BEGIN Data supplied

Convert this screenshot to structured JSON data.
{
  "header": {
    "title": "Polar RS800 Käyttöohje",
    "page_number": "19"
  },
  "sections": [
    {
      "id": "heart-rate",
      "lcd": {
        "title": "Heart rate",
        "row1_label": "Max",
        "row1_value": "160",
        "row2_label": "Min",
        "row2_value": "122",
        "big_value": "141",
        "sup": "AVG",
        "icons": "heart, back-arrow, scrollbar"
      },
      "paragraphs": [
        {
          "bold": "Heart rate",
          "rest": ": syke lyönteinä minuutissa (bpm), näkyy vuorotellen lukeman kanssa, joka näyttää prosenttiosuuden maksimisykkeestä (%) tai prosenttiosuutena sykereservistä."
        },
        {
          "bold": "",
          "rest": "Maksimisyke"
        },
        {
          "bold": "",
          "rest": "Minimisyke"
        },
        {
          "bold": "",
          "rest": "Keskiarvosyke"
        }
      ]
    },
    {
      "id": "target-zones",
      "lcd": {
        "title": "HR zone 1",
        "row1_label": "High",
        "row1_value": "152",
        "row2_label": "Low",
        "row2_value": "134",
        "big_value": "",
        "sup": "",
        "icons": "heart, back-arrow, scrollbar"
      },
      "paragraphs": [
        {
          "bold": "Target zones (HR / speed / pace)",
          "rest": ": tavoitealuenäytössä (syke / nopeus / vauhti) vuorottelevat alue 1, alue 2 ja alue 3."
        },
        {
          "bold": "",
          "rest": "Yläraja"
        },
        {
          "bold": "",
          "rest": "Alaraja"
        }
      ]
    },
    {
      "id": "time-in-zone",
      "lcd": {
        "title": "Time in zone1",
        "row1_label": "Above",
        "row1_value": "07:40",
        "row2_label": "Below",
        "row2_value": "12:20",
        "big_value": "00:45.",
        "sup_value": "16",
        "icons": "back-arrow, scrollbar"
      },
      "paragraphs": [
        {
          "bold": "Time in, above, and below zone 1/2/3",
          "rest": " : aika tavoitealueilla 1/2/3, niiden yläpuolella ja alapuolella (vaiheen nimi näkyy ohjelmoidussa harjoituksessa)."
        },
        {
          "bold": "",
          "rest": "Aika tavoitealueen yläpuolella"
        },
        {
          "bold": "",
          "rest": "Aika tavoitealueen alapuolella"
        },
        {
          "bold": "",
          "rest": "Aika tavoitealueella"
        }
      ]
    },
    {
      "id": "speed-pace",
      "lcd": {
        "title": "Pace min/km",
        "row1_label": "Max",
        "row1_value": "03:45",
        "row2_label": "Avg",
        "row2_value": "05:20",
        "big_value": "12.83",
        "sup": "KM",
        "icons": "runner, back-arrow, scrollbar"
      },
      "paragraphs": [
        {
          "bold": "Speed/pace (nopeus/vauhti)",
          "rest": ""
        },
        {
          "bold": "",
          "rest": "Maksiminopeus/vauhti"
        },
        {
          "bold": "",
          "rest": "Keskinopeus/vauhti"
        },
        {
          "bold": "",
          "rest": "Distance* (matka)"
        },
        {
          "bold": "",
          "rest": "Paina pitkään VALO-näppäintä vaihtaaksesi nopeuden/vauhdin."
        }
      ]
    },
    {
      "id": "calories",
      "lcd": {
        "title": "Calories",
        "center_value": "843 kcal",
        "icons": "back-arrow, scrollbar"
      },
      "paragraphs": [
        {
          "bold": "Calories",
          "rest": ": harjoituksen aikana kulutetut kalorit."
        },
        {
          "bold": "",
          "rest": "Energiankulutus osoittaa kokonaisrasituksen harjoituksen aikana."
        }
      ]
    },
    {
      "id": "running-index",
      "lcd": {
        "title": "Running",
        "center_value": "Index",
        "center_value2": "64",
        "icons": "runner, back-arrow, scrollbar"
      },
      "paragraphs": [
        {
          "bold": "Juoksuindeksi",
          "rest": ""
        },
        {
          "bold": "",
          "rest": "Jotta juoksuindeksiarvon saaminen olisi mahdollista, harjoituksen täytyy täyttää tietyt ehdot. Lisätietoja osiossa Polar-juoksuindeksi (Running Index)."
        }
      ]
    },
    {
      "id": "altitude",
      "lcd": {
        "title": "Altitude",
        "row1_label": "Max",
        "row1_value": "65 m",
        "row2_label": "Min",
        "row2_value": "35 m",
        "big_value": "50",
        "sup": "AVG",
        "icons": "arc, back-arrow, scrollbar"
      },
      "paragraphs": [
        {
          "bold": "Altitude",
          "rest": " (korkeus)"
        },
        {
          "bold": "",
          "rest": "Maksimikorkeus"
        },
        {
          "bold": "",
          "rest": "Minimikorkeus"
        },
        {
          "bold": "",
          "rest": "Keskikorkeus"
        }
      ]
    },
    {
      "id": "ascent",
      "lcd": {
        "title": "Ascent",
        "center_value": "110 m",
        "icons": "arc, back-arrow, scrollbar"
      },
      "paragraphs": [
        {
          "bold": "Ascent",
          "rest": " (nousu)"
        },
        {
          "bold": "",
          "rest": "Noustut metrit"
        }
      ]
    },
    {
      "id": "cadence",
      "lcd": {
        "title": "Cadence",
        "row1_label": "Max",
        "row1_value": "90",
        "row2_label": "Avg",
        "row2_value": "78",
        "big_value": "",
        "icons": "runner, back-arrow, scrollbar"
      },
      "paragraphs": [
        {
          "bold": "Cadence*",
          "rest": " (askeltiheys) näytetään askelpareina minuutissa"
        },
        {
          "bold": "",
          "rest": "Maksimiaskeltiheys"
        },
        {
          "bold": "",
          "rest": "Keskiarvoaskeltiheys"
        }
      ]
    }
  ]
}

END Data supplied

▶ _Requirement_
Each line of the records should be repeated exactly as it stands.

▶ _Written answer_
Convert this screenshot to structured JSON data.
{
  "header": {
    "title": "Polar RS800 Käyttöohje",
    "page_number": "19"
  },
  "sections": [
    {
      "id": "heart-rate",
      "lcd": {
        "title": "Heart rate",
        "row1_label": "Max",
        "row1_value": "160",
        "row2_label": "Min",
        "row2_value": "122",
        "big_value": "141",
        "sup": "AVG",
        "icons": "heart, back-arrow, scrollbar"
      },
      "paragraphs": [
        {
          "bold": "Heart rate",
          "rest": ": syke lyönteinä minuutissa (bpm), näkyy vuorotellen lukeman kanssa, joka näyttää prosenttiosuuden maksimisykkeestä (%) tai prosenttiosuutena sykereservistä."
        },
        {
          "bold": "",
          "rest": "Maksimisyke"
        },
        {
          "bold": "",
          "rest": "Minimisyke"
        },
        {
          "bold": "",
          "rest": "Keskiarvosyke"
        }
      ]
    },
    {
      "id": "target-zones",
      "lcd": {
        "title": "HR zone 1",
        "row1_label": "High",
        "row1_value": "152",
        "row2_label": "Low",
        "row2_value": "134",
        "big_value": "",
        "sup": "",
        "icons": "heart, back-arrow, scrollbar"
      },
      "paragraphs": [
        {
          "bold": "Target zones (HR / speed / pace)",
          "rest": ": tavoitealuenäytössä (syke / nopeus / vauhti) vuorottelevat alue 1, alue 2 ja alue 3."
        },
        {
          "bold": "",
          "rest": "Yläraja"
        },
        {
          "bold": "",
          "rest": "Alaraja"
        }
      ]
    },
    {
      "id": "time-in-zone",
      "lcd": {
        "title": "Time in zone1",
        "row1_label": "Above",
        "row1_value": "07:40",
        "row2_label": "Below",
        "row2_value": "12:20",
        "big_value": "00:45.",
        "sup_value": "16",
        "icons": "back-arrow, scrollbar"
      },
      "paragraphs": [
        {
          "bold": "Time in, above, and below zone 1/2/3",
          "rest": " : aika tavoitealueilla 1/2/3, niiden yläpuolella ja alapuolella (vaiheen nimi näkyy ohjelmoidussa harjoituksessa)."
        },
        {
          "bold": "",
          "rest": "Aika tavoitealueen yläpuolella"
        },
        {
          "bold": "",
          "rest": "Aika tavoitealueen alapuolella"
        },
        {
          "bold": "",
          "rest": "Aika tavoitealueella"
        }
      ]
    },
    {
      "id": "speed-pace",
      "lcd": {
        "title": "Pace min/km",
        "row1_label": "Max",
        "row1_value": "03:45",
        "row2_label": "Avg",
        "row2_value": "05:20",
        "big_value": "12.83",
        "sup": "KM",
        "icons": "runner, back-arrow, scrollbar"
      },
      "paragraphs": [
        {
          "bold": "Speed/pace (nopeus/vauhti)",
          "rest": ""
        },
        {
          "bold": "",
          "rest": "Maksiminopeus/vauhti"
        },
        {
          "bold": "",
          "rest": "Keskinopeus/vauhti"
        },
        {
          "bold": "",
          "rest": "Distance* (matka)"
        },
        {
          "bold": "",
          "rest": "Paina pitkään VALO-näppäintä vaihtaaksesi nopeuden/vauhdin."
        }
      ]
    },
    {
      "id": "calories",
      "lcd": {
        "title": "Calories",
        "center_value": "843 kcal",
        "icons": "back-arrow, scrollbar"
      },
      "paragraphs": [
        {
          "bold": "Calories",
          "rest": ": harjoituksen aikana kulutetut kalorit."
        },
        {
          "bold": "",
          "rest": "Energiankulutus osoittaa kokonaisrasituksen harjoituksen aikana."
        }
      ]
    },
    {
      "id": "running-index",
      "lcd": {
        "title": "Running",
        "center_value": "Index",
        "center_value2": "64",
        "icons": "runner, back-arrow, scrollbar"
      },
      "paragraphs": [
        {
          "bold": "Juoksuindeksi",
          "rest": ""
        },
        {
          "bold": "",
          "rest": "Jotta juoksuindeksiarvon saaminen olisi mahdollista, harjoituksen täytyy täyttää tietyt ehdot. Lisätietoja osiossa Polar-juoksuindeksi (Running Index)."
        }
      ]
    },
    {
      "id": "altitude",
      "lcd": {
        "title": "Altitude",
        "row1_label": "Max",
        "row1_value": "65 m",
        "row2_label": "Min",
        "row2_value": "35 m",
        "big_value": "50",
        "sup": "AVG",
        "icons": "arc, back-arrow, scrollbar"
      },
      "paragraphs": [
        {
          "bold": "Altitude",
          "rest": " (korkeus)"
        },
        {
          "bold": "",
          "rest": "Maksimikorkeus"
        },
        {
          "bold": "",
          "rest": "Minimikorkeus"
        },
        {
          "bold": "",
          "rest": "Keskikorkeus"
        }
      ]
    },
    {
      "id": "ascent",
      "lcd": {
        "title": "Ascent",
        "center_value": "110 m",
        "icons": "arc, back-arrow, scrollbar"
      },
      "paragraphs": [
        {
          "bold": "Ascent",
          "rest": " (nousu)"
        },
        {
          "bold": "",
          "rest": "Noustut metrit"
        }
      ]
    },
    {
      "id": "cadence",
      "lcd": {
        "title": "Cadence",
        "row1_label": "Max",
        "row1_value": "90",
        "row2_label": "Avg",
        "row2_value": "78",
        "big_value": "",
        "icons": "runner, back-arrow, scrollbar"
      },
      "paragraphs": [
        {
          "bold": "Cadence*",
          "rest": " (askeltiheys) näytetään askelpareina minuutissa"
        },
        {
          "bold": "",
          "rest": "Maksimiaskeltiheys"
        },
        {
          "bold": "",
          "rest": "Keskiarvoaskeltiheys"
        }
      ]
    }
  ]
}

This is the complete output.